Equal Employment Opportunity Commission OIG
The U.S. Congress established an OIG at the EEOC through the 1988 amendment of the Inspector General Act (IG Act) of 1978. The OIG supports the Agency by carrying out its mandate to independently and objectively conduct and supervise audits, evaluations, inspections, and investigations; prevent and detect fraud, waste, and abuse; and promote economy, effectiveness, and efficiency in programs and operations. The OIG reviews pending legislation and regulation and keeps the EEOC’s chair and the U.S. Congress informed about Agency issues, recommends corrective action(s), and monitors the EEOC’s progress in implementing such action.
The EEOC OIG is under the leadership of the Inspector General, who provides overall direction, coordination, and supervision to staff. In the EEOC, a designated Federal entity, the Commission Chair appoints the Inspector General and acts under the general supervision of the agency head. Even so, the IG has a dual role since they also report directly to Congress. The EEOC cannot prevent or prohibit the OIG from conducting an audit or investigation. The OIG includes a deputy inspector general, auditors, evaluator, investigators, information technology specialist, independent counsel, and administrative staff.

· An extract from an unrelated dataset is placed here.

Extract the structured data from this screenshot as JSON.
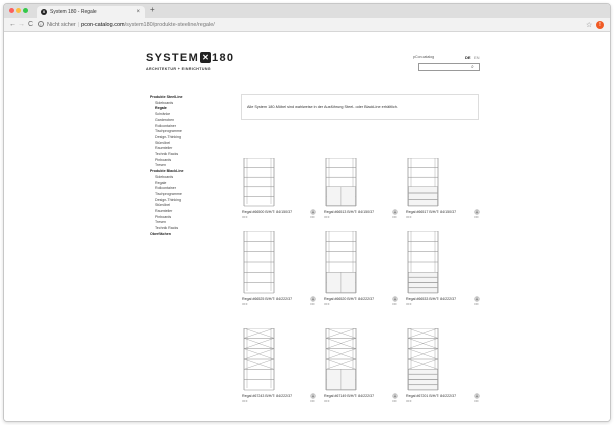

Joyce T. Willoughby, Esq. is the current Inspector General and is the fourth individual to serve in this capacity.
The Office of Inspector General (OIG) Hotline is a clearinghouse for receiving and handling allegations regarding fraud, waste, abuse, mismanagement, or misconduct affecting Equal Employment Opportunity Commission (EEOC) programs and operations. Examples of allegations that should be reported to the OIG Hotline include misuse, embezzlement, or theft of government property or funds; contract or procurement fraud; contractor misconduct; employee misconduct, such as misuse of official position; bribes or unauthorized acceptance of gifts; conflicts of interest and other ethical violations; and defense trade control violations.
To process your allegation(s), we will need you to provide as much information as possible regarding the suspect and victim. Your information should include the following:
Who committed the wrongdoing (person, company, or organization)?
What exactly did the individual or entity do?
Where did the activity take place?
When did it happen?
How was the activity committed?
Do you know why the person committed the wrongdoing?
Who else has knowledge of the potential wrongdoing?
Without sufficient information, we may be unable to act on your allegation. The more information you can provide, the better the chance we have of determining whether any wrongdoing has been committed. We are very interested in the information you have regarding waste, fraud, abuse, mismanagement, or misconduct in EEOC programs.
Complaints or inquiries regarding charges or complaints of discrimination (including status inquiries, processing complaints, complaints about EEOC employees’ customer service, complaints regarding the merits of charges, or complaints of discrimination).
Complaints of violations of the Agency’s collective bargaining agreement.
Complaints that do not relate to EEOC employees or programs.
Complaints that relate to the programs or employees of another government agency.
Complaints that involve an Agency employee but another agency has enforcement or regulatory jurisdiction (e.g., a complaint that an EEOC employee has falsified his or her Federal income tax information should be presented to the Internal Revenue Service).
Complaints about absence without official leave and leave usage.
Complaints regarding insubordination.
Complaints of discrimination, sexual harassment, or prohibited personnel practices.
Complaints regarding matters pertaining to physical security.